TASK PROMPT: In the data below, find each line containing the string "Thigh" and return it.

DATA EXTRACT:
*** Begin section ***

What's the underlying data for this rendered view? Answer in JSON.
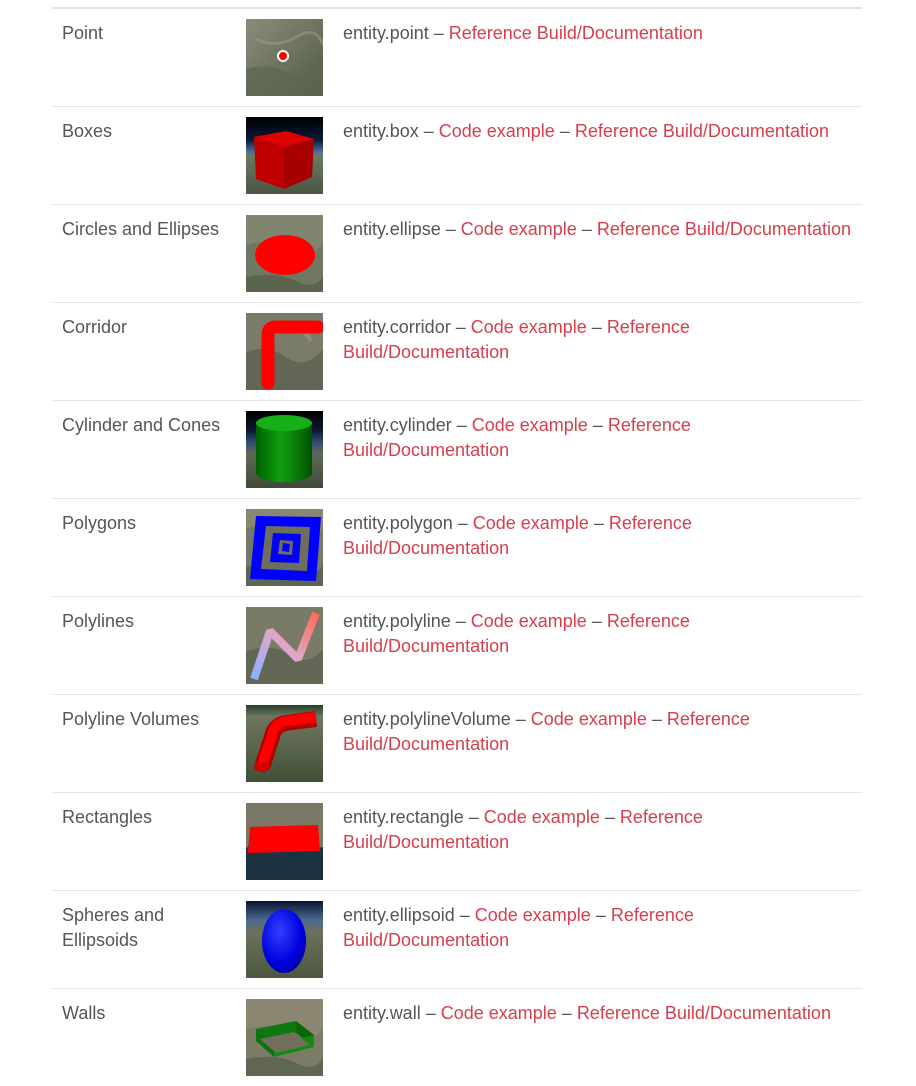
{
  "separator": " – ",
  "rows": [
    {
      "name": "Point",
      "api": "entity.point",
      "code": "",
      "ref": "Reference Build/Documentation",
      "icon": "point-thumbnail-icon"
    },
    {
      "name": "Boxes",
      "api": "entity.box",
      "code": "Code example",
      "ref": "Reference Build/Documentation",
      "icon": "box-thumbnail-icon"
    },
    {
      "name": "Circles and Ellipses",
      "api": "entity.ellipse",
      "code": "Code example",
      "ref": "Reference Build/Documentation",
      "icon": "ellipse-thumbnail-icon"
    },
    {
      "name": "Corridor",
      "api": "entity.corridor",
      "code": "Code example",
      "ref": "Reference Build/Documentation",
      "icon": "corridor-thumbnail-icon"
    },
    {
      "name": "Cylinder and Cones",
      "api": "entity.cylinder",
      "code": "Code example",
      "ref": "Reference Build/Documentation",
      "icon": "cylinder-thumbnail-icon"
    },
    {
      "name": "Polygons",
      "api": "entity.polygon",
      "code": "Code example",
      "ref": "Reference Build/Documentation",
      "icon": "polygon-thumbnail-icon"
    },
    {
      "name": "Polylines",
      "api": "entity.polyline",
      "code": "Code example",
      "ref": "Reference Build/Documentation",
      "icon": "polyline-thumbnail-icon"
    },
    {
      "name": "Polyline Volumes",
      "api": "entity.polylineVolume",
      "code": "Code example",
      "ref": "Reference Build/Documentation",
      "icon": "polyline-volume-thumbnail-icon"
    },
    {
      "name": "Rectangles",
      "api": "entity.rectangle",
      "code": "Code example",
      "ref": "Reference Build/Documentation",
      "icon": "rectangle-thumbnail-icon"
    },
    {
      "name": "Spheres and Ellipsoids",
      "api": "entity.ellipsoid",
      "code": "Code example",
      "ref": "Reference Build/Documentation",
      "icon": "ellipsoid-thumbnail-icon"
    },
    {
      "name": "Walls",
      "api": "entity.wall",
      "code": "Code example",
      "ref": "Reference Build/Documentation",
      "icon": "wall-thumbnail-icon"
    }
  ],
  "colors": {
    "text": "#555555",
    "link": "#d63e4c",
    "divider": "#e6e6e6"
  }
}
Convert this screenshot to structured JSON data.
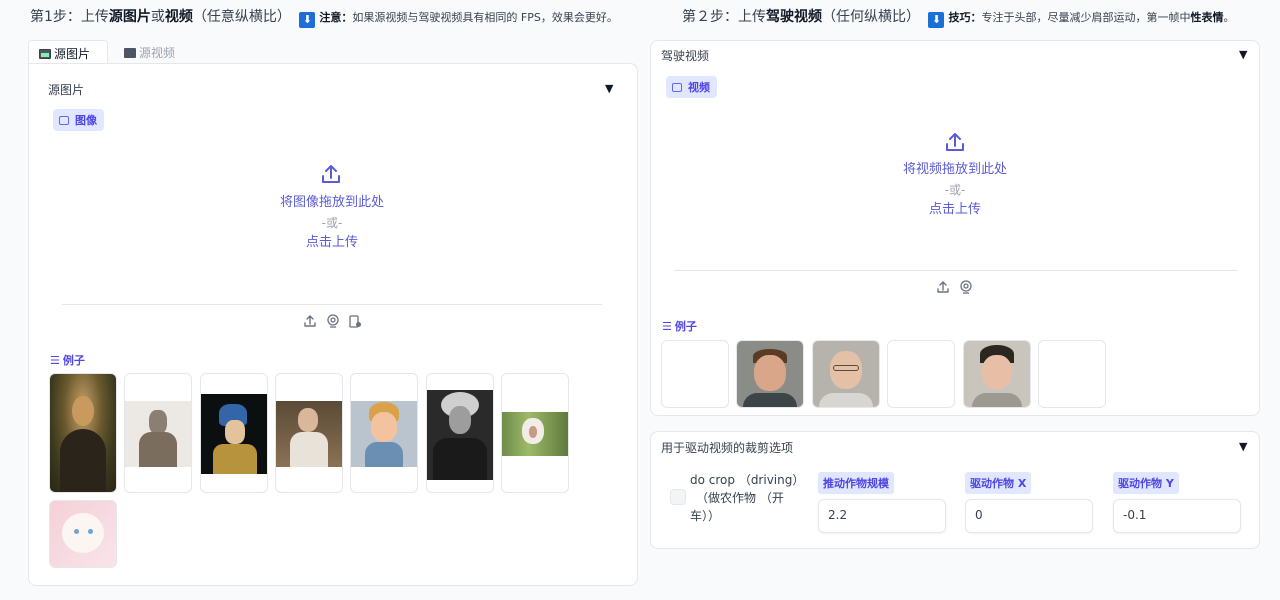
{
  "step1": {
    "prefix": "第1步：上传",
    "b1": "源图片",
    "mid": "或",
    "b2": "视频",
    "suffix": "（任意纵横比）",
    "badge": "⬇",
    "note_bold": "注意：",
    "note_text": "如果源视频与驾驶视频具有相同的 FPS，效果会更好。"
  },
  "step2": {
    "prefix": "第２步：上传",
    "b1": "驾驶视频",
    "suffix": "（任何纵横比）",
    "badge": "⬇",
    "note_bold": "技巧：",
    "note_text": "专注于头部，尽量减少肩部运动，第一帧中",
    "note_bold2": "性表情",
    "note_end": "。"
  },
  "tabs": {
    "source_image": "源图片",
    "source_video": "源视频"
  },
  "source_image": {
    "label": "源图片",
    "chip": "图像",
    "drop_main": "将图像拖放到此处",
    "drop_or": "-或-",
    "drop_click": "点击上传",
    "examples_label": "例子"
  },
  "driving_video": {
    "label": "驾驶视频",
    "chip": "视频",
    "drop_main": "将视频拖放到此处",
    "drop_or": "-或-",
    "drop_click": "点击上传",
    "examples_label": "例子"
  },
  "crop_options": {
    "label": "用于驱动视频的裁剪选项",
    "checkbox_label_line1": "do crop （driving）",
    "checkbox_label_line2": "（做农作物 （开",
    "checkbox_label_line3": "车））",
    "scale_label": "推动作物规模",
    "scale_value": "2.2",
    "x_label": "驱动作物 X",
    "x_value": "0",
    "y_label": "驱动作物 Y",
    "y_value": "-0.1"
  },
  "icons": {
    "collapse": "▼",
    "list": "☰"
  },
  "colors": {
    "accent": "#4f46e5",
    "chip_bg": "#e0e7ff",
    "badge": "#1d6fd8"
  }
}
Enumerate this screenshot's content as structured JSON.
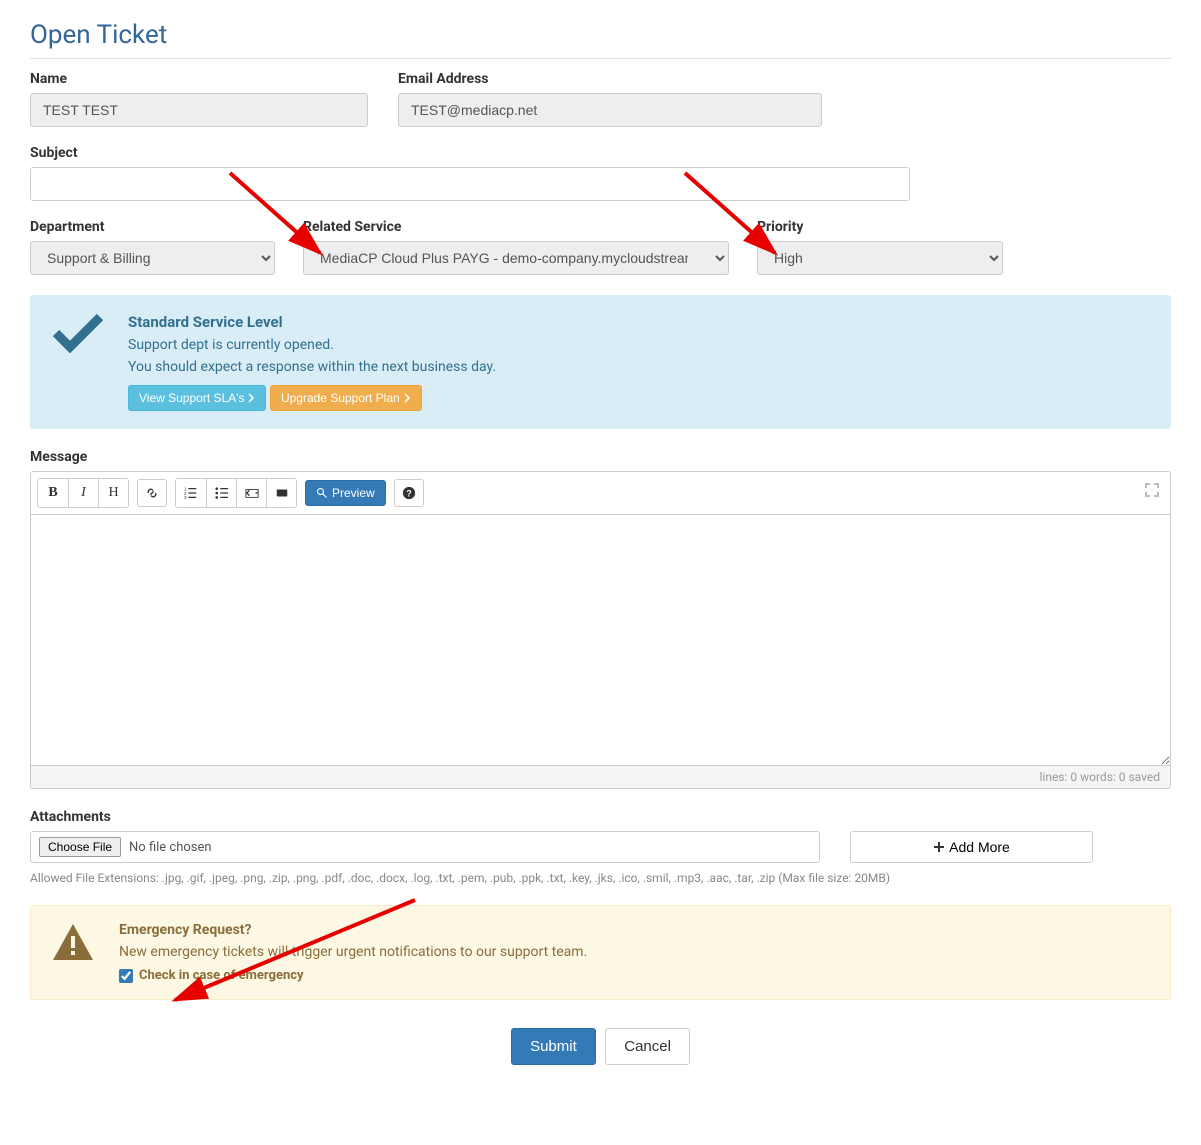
{
  "page_title": "Open Ticket",
  "name": {
    "label": "Name",
    "value": "TEST TEST"
  },
  "email": {
    "label": "Email Address",
    "value": "TEST@mediacp.net"
  },
  "subject": {
    "label": "Subject",
    "value": ""
  },
  "department": {
    "label": "Department",
    "selected": "Support & Billing"
  },
  "related_service": {
    "label": "Related Service",
    "selected": "MediaCP Cloud Plus PAYG - demo-company.mycloudstream.io ("
  },
  "priority": {
    "label": "Priority",
    "selected": "High"
  },
  "sla": {
    "title": "Standard Service Level",
    "line1": "Support dept is currently opened.",
    "line2": "You should expect a response within the next business day.",
    "view_btn": "View Support SLA's",
    "upgrade_btn": "Upgrade Support Plan"
  },
  "message": {
    "label": "Message",
    "preview_btn": "Preview",
    "status": "lines: 0   words: 0   saved"
  },
  "attachments": {
    "label": "Attachments",
    "choose_btn": "Choose File",
    "no_file": "No file chosen",
    "add_more": "Add More",
    "hint": "Allowed File Extensions: .jpg, .gif, .jpeg, .png, .zip, .png, .pdf, .doc, .docx, .log, .txt, .pem, .pub, .ppk, .txt, .key, .jks, .ico, .smil, .mp3, .aac, .tar, .zip (Max file size: 20MB)"
  },
  "emergency": {
    "title": "Emergency Request?",
    "desc": "New emergency tickets will trigger urgent notifications to our support team.",
    "check_label": "Check in case of emergency"
  },
  "submit": "Submit",
  "cancel": "Cancel"
}
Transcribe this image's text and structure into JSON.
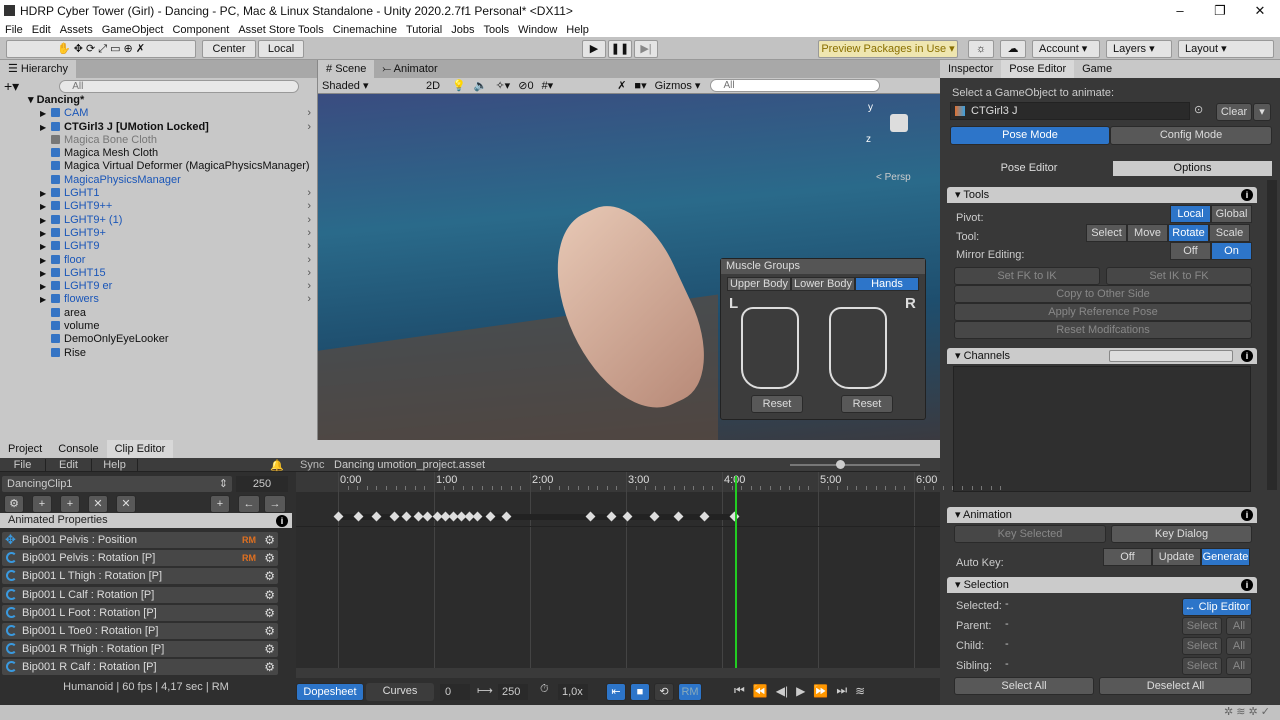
{
  "window": {
    "title": "HDRP Cyber Tower (Girl) - Dancing - PC, Mac & Linux Standalone - Unity 2020.2.7f1 Personal* <DX11>"
  },
  "menu": [
    "File",
    "Edit",
    "Assets",
    "GameObject",
    "Component",
    "Asset Store Tools",
    "Cinemachine",
    "Tutorial",
    "Jobs",
    "Tools",
    "Window",
    "Help"
  ],
  "toolbar": {
    "center": "Center",
    "local": "Local",
    "preview_packages": "Preview Packages in Use",
    "account": "Account",
    "layers": "Layers",
    "layout": "Layout"
  },
  "hierarchy": {
    "tab": "Hierarchy",
    "search_placeholder": "All",
    "scene": "Dancing*",
    "items": [
      {
        "label": "CAM",
        "style": "blue",
        "depth": 1,
        "arrow": true
      },
      {
        "label": "CTGirl3 J [UMotion Locked]",
        "style": "bold",
        "depth": 1,
        "arrow": true
      },
      {
        "label": "Magica Bone Cloth",
        "style": "grey",
        "depth": 1
      },
      {
        "label": "Magica Mesh Cloth",
        "style": "normal",
        "depth": 1
      },
      {
        "label": "Magica Virtual Deformer (MagicaPhysicsManager)",
        "style": "normal",
        "depth": 1
      },
      {
        "label": "MagicaPhysicsManager",
        "style": "blue",
        "depth": 1
      },
      {
        "label": "LGHT1",
        "style": "blue",
        "depth": 1,
        "arrow": true
      },
      {
        "label": "LGHT9++",
        "style": "blue",
        "depth": 1,
        "arrow": true
      },
      {
        "label": "LGHT9+ (1)",
        "style": "blue",
        "depth": 1,
        "arrow": true
      },
      {
        "label": "LGHT9+",
        "style": "blue",
        "depth": 1,
        "arrow": true
      },
      {
        "label": "LGHT9",
        "style": "blue",
        "depth": 1,
        "arrow": true
      },
      {
        "label": "floor",
        "style": "blue",
        "depth": 1,
        "arrow": true
      },
      {
        "label": "LGHT15",
        "style": "blue",
        "depth": 1,
        "arrow": true
      },
      {
        "label": "LGHT9 er",
        "style": "blue",
        "depth": 1,
        "arrow": true
      },
      {
        "label": "flowers",
        "style": "blue",
        "depth": 1,
        "arrow": true
      },
      {
        "label": "area",
        "style": "normal",
        "depth": 1
      },
      {
        "label": "volume",
        "style": "normal",
        "depth": 1
      },
      {
        "label": "DemoOnlyEyeLooker",
        "style": "normal",
        "depth": 1
      },
      {
        "label": "Rise",
        "style": "normal",
        "depth": 1
      }
    ]
  },
  "scene": {
    "tabs": [
      "Scene",
      "Animator"
    ],
    "shading": "Shaded",
    "mode_2d": "2D",
    "hidden_count": "0",
    "gizmos": "Gizmos",
    "search_placeholder": "All",
    "persp": "< Persp",
    "axis_y": "y",
    "axis_z": "z",
    "muscle": {
      "title": "Muscle Groups",
      "tabs": [
        "Upper Body",
        "Lower Body",
        "Hands"
      ],
      "active_tab": "Hands",
      "left": "L",
      "right": "R",
      "reset": "Reset"
    }
  },
  "right": {
    "tabs": [
      "Inspector",
      "Pose Editor",
      "Game"
    ],
    "select_label": "Select a GameObject to animate:",
    "target": "CTGirl3 J",
    "clear": "Clear",
    "modes": [
      "Pose Mode",
      "Config Mode"
    ],
    "subtabs": [
      "Pose Editor",
      "Options"
    ],
    "tools": {
      "title": "Tools",
      "pivot": "Pivot:",
      "pivot_opts": [
        "Local",
        "Global"
      ],
      "tool": "Tool:",
      "tool_opts": [
        "Select",
        "Move",
        "Rotate",
        "Scale"
      ],
      "mirror": "Mirror Editing:",
      "mirror_opts": [
        "Off",
        "On"
      ],
      "set_fk": "Set FK to IK",
      "set_ik": "Set IK to FK",
      "copy": "Copy to Other Side",
      "apply": "Apply Reference Pose",
      "reset": "Reset Modifcations"
    },
    "channels": {
      "title": "Channels"
    },
    "animation": {
      "title": "Animation",
      "key_selected": "Key Selected",
      "key_dialog": "Key Dialog",
      "auto_key": "Auto Key:",
      "auto_opts": [
        "Off",
        "Update",
        "Generate"
      ]
    },
    "selection": {
      "title": "Selection",
      "selected": "Selected:",
      "parent": "Parent:",
      "child": "Child:",
      "sibling": "Sibling:",
      "dash": "-",
      "clip_editor": "↔ Clip Editor",
      "select": "Select",
      "all": "All",
      "select_all": "Select All",
      "deselect_all": "Deselect All"
    }
  },
  "bottom": {
    "tabs": [
      "Project",
      "Console",
      "Clip Editor"
    ],
    "menu": [
      "File",
      "Edit",
      "Help"
    ],
    "sync": "Sync",
    "project": "Dancing umotion_project.asset",
    "clip": "DancingClip1",
    "clip_length": "250",
    "animated_properties": "Animated Properties",
    "properties": [
      {
        "label": "Bip001 Pelvis : Position",
        "rm": "RM",
        "icon": "move"
      },
      {
        "label": "Bip001 Pelvis : Rotation [P]",
        "rm": "RM",
        "icon": "rotate"
      },
      {
        "label": "Bip001 L Thigh : Rotation [P]",
        "icon": "rotate"
      },
      {
        "label": "Bip001 L Calf : Rotation [P]",
        "icon": "rotate"
      },
      {
        "label": "Bip001 L Foot : Rotation [P]",
        "icon": "rotate"
      },
      {
        "label": "Bip001 L Toe0 : Rotation [P]",
        "icon": "rotate"
      },
      {
        "label": "Bip001 R Thigh : Rotation [P]",
        "icon": "rotate"
      },
      {
        "label": "Bip001 R Calf : Rotation [P]",
        "icon": "rotate"
      }
    ],
    "info": "Humanoid | 60 fps | 4,17 sec | RM",
    "timeline": {
      "ticks": [
        "0:00",
        "1:00",
        "2:00",
        "3:00",
        "4:00",
        "5:00",
        "6:00"
      ],
      "keyframes": [
        0,
        13,
        24,
        35,
        43,
        50,
        56,
        62,
        67,
        72,
        77,
        82,
        87,
        95,
        105,
        158,
        171,
        181,
        198,
        213,
        229,
        248
      ],
      "playhead": 248
    },
    "dopesheet": "Dopesheet",
    "curves": "Curves",
    "start": "0",
    "end": "250",
    "speed": "1,0x",
    "rm": "RM"
  },
  "colors": {
    "accent": "#2d75c9",
    "playhead": "#22cc22",
    "rm": "#e07020"
  }
}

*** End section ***

YOUR SOLUTION:
        "label": "Bip001 L Thigh : Rotation [P]",
        "label": "Bip001 R Thigh : Rotation [P]",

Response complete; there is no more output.